* **Information provided**
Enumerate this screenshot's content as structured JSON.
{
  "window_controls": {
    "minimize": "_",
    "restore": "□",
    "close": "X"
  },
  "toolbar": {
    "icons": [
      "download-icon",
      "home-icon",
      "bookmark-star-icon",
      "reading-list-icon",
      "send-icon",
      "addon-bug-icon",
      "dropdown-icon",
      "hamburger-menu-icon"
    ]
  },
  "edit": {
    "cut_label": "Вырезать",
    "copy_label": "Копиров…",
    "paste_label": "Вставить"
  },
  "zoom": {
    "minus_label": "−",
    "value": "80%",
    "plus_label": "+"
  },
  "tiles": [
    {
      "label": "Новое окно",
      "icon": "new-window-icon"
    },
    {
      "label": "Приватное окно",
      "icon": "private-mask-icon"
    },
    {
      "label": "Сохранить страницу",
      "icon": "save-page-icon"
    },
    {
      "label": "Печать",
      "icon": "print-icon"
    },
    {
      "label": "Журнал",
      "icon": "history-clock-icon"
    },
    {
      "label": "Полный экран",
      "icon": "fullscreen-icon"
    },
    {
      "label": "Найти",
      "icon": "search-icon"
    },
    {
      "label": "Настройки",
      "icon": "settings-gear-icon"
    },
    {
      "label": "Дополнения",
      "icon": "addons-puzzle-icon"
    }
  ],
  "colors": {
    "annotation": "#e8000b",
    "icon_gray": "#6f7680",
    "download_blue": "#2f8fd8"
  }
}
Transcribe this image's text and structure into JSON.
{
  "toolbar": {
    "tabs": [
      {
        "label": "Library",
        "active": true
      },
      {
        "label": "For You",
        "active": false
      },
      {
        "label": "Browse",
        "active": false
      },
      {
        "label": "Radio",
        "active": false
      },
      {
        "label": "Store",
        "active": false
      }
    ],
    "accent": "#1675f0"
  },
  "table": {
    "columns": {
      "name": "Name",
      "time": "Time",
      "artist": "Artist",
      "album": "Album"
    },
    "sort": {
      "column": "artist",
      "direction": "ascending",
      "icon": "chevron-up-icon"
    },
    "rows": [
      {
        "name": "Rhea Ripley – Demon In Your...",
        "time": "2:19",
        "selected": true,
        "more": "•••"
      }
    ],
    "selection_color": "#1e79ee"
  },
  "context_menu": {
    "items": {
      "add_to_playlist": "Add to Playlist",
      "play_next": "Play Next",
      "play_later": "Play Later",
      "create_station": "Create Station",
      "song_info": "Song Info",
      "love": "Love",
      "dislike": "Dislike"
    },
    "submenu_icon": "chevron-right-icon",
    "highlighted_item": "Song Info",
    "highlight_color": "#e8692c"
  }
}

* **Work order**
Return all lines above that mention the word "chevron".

* **Response to this task**
      "icon": "chevron-up-icon"
    "submenu_icon": "chevron-right-icon",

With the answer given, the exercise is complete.